The story is as simple as possible: three color-coordinated schoolgirls become magical girls because they have to free a prince from a crystal, and a magical mascot stuffed bear thing travels to our world to make contracts with them. But the story doesn’t matter. I can’t even say the writing in this first episode was bad, because to criticize the writing there would have to be any writing to begin with, and aside from a few possible scribbles on a bar napkin outlining the basic magical girl plot I don’t think any of this was even planned out.
This eight-minute episode shifts between two styles: a slideshow of pretty rough illustrations (see the first screenshot above with pink girl — she has a name, but it also doesn’t matter — that’s not animated in the slightest) and scenes of the girls in 3D model form with a static background that look like they were made in MikuMikuDance. Except I’ve seen MMD videos that look far more professional and polished than this shit.
As for what actually happens in the show, I couldn’t even tell you outside of the outline I gave above. Most of this episode, and I’m assuming most of the entire series, consists of what sound like totally improvised comedy sketches that have fuck all to do with anything magical girl-related. These scenes reminded me most of those Hololive 3D livestreams — something like this, only those girls actually have comedic timing and direction, and again, those scenes look far more polished than whatever this is.
These three might be magical girls now, but I won’t be joining them on their journey. The best praise I can give Mahou Shoujo? Naria Girls is that it’s short, at only 12 eight-minute episodes, but then that’s still far too long. Even two minutes each would be a stretch for what we get here. At least it doesn’t seem to take itself seriously at all, but there’s a limit to just how self-aware your work can be to justify its poor quality. There are shows I really enjoy like that that are trashy but fun, like Plastic Nee-san, but there’s a massive difference between trashy and just plain trash, and Naria Girls is the latter type. If I had to guess, I’d say this project was created as a cheap tax write-off, because I can’t imagine what audience it was meant for. Certainly not magical girl fans, because I’m sure they wouldn’t accept such a low-quality work.

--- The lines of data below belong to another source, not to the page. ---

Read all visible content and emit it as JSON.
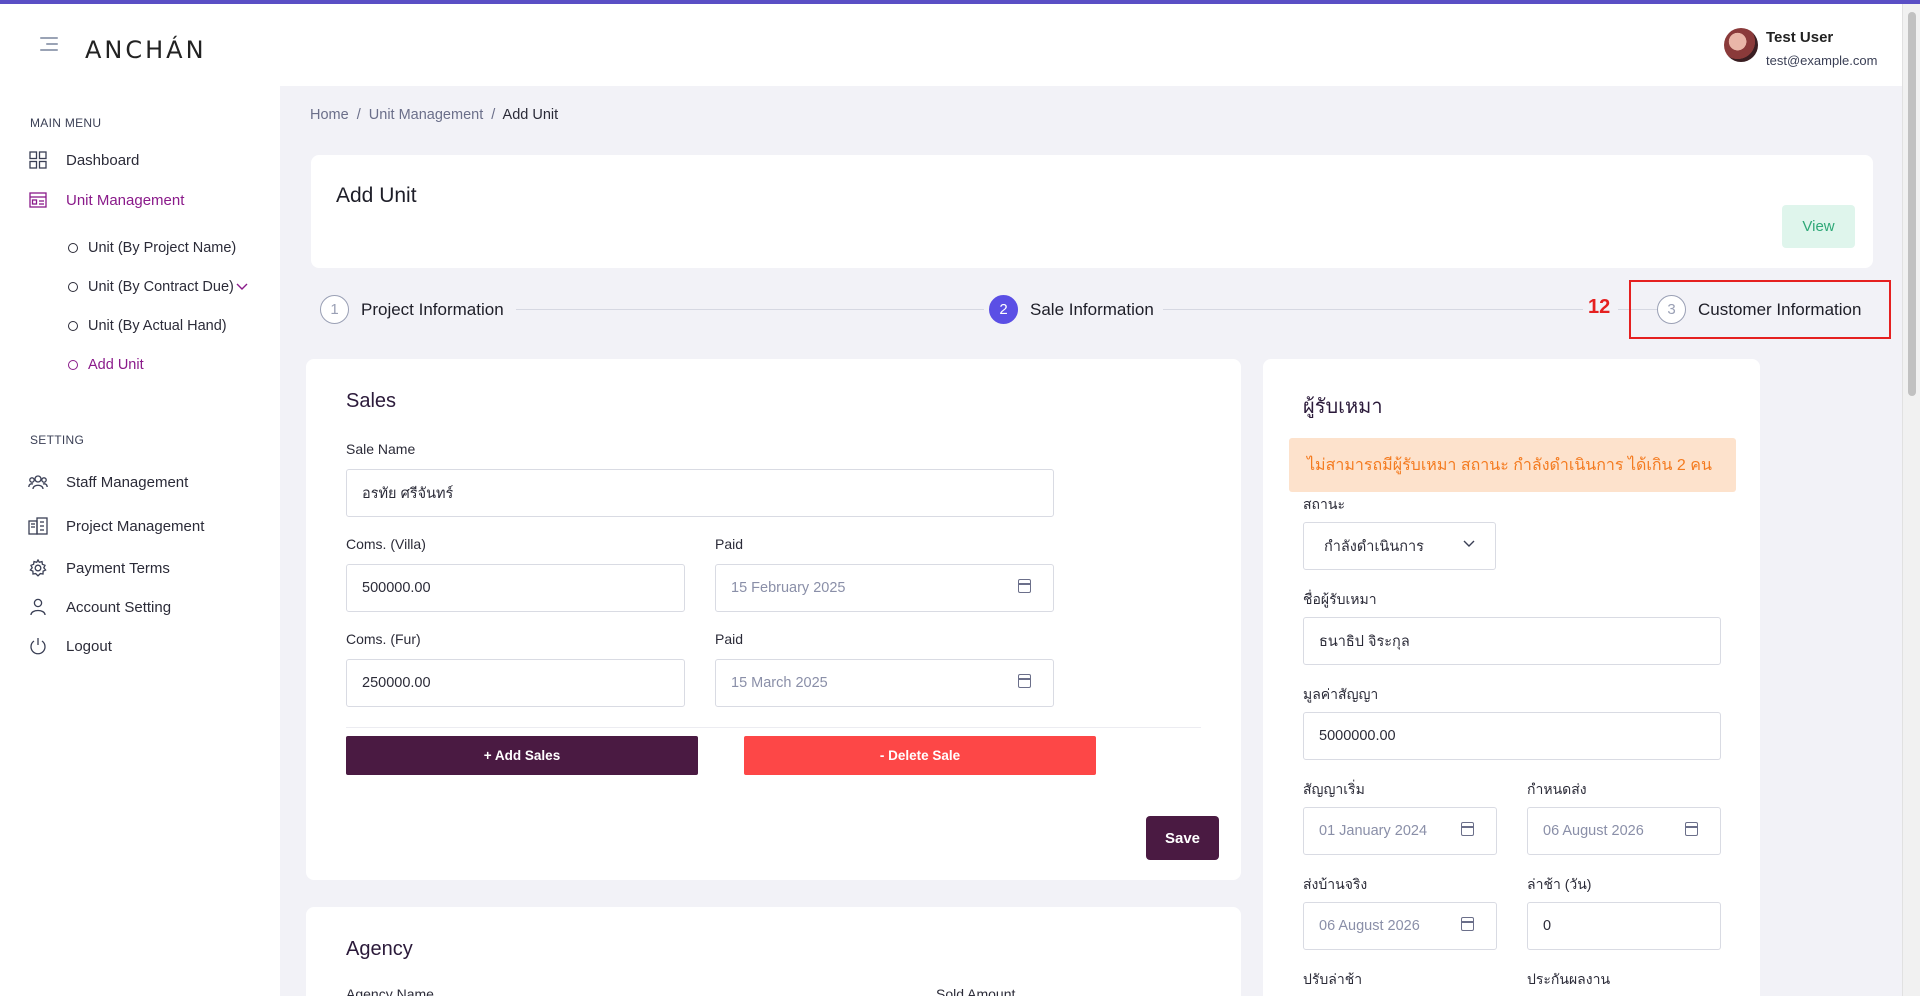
{
  "header": {
    "logo": "ANCHÁN",
    "user_name": "Test User",
    "user_email": "test@example.com"
  },
  "sidebar": {
    "main_menu_title": "MAIN MENU",
    "setting_title": "SETTING",
    "items": {
      "dashboard": "Dashboard",
      "unit_management": "Unit Management",
      "staff_management": "Staff Management",
      "project_management": "Project Management",
      "payment_terms": "Payment Terms",
      "account_setting": "Account Setting",
      "logout": "Logout"
    },
    "sub_items": {
      "by_project": "Unit (By Project Name)",
      "by_contract": "Unit (By Contract Due)",
      "by_actual": "Unit (By Actual Hand)",
      "add_unit": "Add Unit"
    }
  },
  "breadcrumb": {
    "home": "Home",
    "unit_management": "Unit Management",
    "current": "Add Unit",
    "sep1": "/",
    "sep2": "/"
  },
  "page": {
    "title": "Add Unit",
    "view_button": "View"
  },
  "steps": {
    "step1_num": "1",
    "step1_label": "Project Information",
    "step2_num": "2",
    "step2_label": "Sale Information",
    "step3_num": "3",
    "step3_label": "Customer Information",
    "annotation": "12"
  },
  "sales": {
    "title": "Sales",
    "sale_name_label": "Sale Name",
    "sale_name_value": "อรทัย ศรีจันทร์",
    "coms_villa_label": "Coms. (Villa)",
    "coms_villa_value": "500000.00",
    "paid_label_1": "Paid",
    "paid_value_1": "15 February 2025",
    "coms_fur_label": "Coms. (Fur)",
    "coms_fur_value": "250000.00",
    "paid_label_2": "Paid",
    "paid_value_2": "15 March 2025",
    "add_button": "+ Add Sales",
    "delete_button": "- Delete Sale",
    "save_button": "Save"
  },
  "agency": {
    "title": "Agency",
    "agency_name_label": "Agency Name",
    "sold_amount_label": "Sold Amount"
  },
  "customer": {
    "title": "ผู้รับเหมา",
    "alert": "ไม่สามารถมีผู้รับเหมา สถานะ กำลังดำเนินการ ได้เกิน 2 คน",
    "status_label": "สถานะ",
    "status_value": "กำลังดำเนินการ",
    "name_label": "ชื่อผู้รับเหมา",
    "name_value": "ธนาธิป จิระกุล",
    "contract_value_label": "มูลค่าสัญญา",
    "contract_value": "5000000.00",
    "start_label": "สัญญาเริ่ม",
    "start_value": "01 January 2024",
    "due_label": "กำหนดส่ง",
    "due_value": "06 August 2026",
    "actual_label": "ส่งบ้านจริง",
    "actual_value": "06 August 2026",
    "late_label": "ล่าช้า (วัน)",
    "late_value": "0",
    "penalty_label": "ปรับล่าช้า",
    "warranty_label": "ประกันผลงาน"
  }
}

Sorry for being so harsh with you, Naria Girls, but take solace in the fact that you’re still at least better than Pupa. If there’s a worse anime than that, I’d like to see it.

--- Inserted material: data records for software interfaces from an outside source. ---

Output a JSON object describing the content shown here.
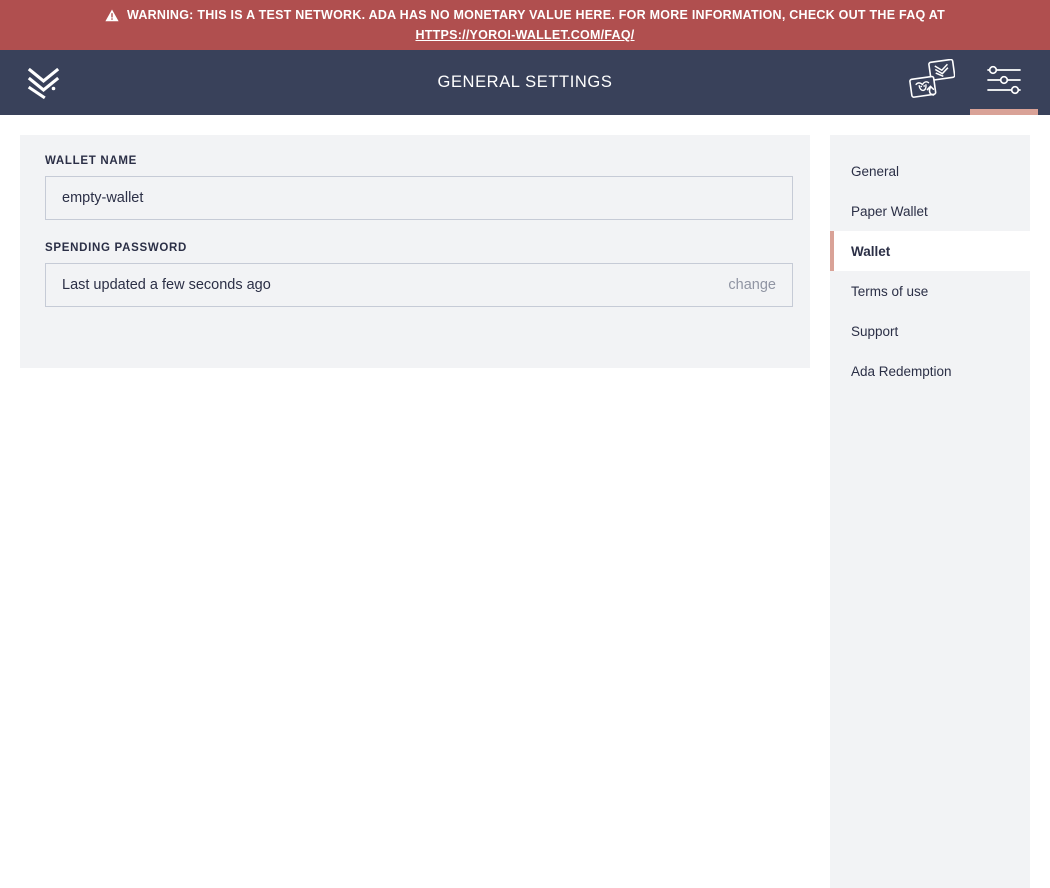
{
  "warning": {
    "icon": "warning-triangle-icon",
    "text": "WARNING: THIS IS A TEST NETWORK. ADA HAS NO MONETARY VALUE HERE. FOR MORE INFORMATION, CHECK OUT THE FAQ AT",
    "link_text": "HTTPS://YOROI-WALLET.COM/FAQ/",
    "background_color": "#b04f4f"
  },
  "topbar": {
    "logo": "yoroi-chevron-logo-icon",
    "title": "GENERAL SETTINGS",
    "background_color": "#39415a",
    "actions": [
      {
        "name": "switch-wallet-icon",
        "label": "Switch wallet",
        "active": false
      },
      {
        "name": "settings-sliders-icon",
        "label": "Settings",
        "active": true
      }
    ],
    "active_indicator_color": "#d9a297"
  },
  "main": {
    "wallet_name": {
      "label": "WALLET NAME",
      "value": "empty-wallet",
      "placeholder": "Wallet name"
    },
    "spending_password": {
      "label": "SPENDING PASSWORD",
      "value": "Last updated a few seconds ago",
      "action_label": "change"
    }
  },
  "settings_menu": {
    "items": [
      {
        "label": "General",
        "active": false
      },
      {
        "label": "Paper Wallet",
        "active": false
      },
      {
        "label": "Wallet",
        "active": true
      },
      {
        "label": "Terms of use",
        "active": false
      },
      {
        "label": "Support",
        "active": false
      },
      {
        "label": "Ada Redemption",
        "active": false
      }
    ],
    "accent_color": "#d9a297"
  }
}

And that’s all for this fourth round of spins on the anime roulette. I might write another one of these soon, or maybe not — I’m not following a schedule these days. Not that I ever really have. But if you have any recommendations to make from among the shows I haven’t landed on, feel free to make them! I’m happy to pull something off of the wheel and watch it if I get the energy to do so. Until next time!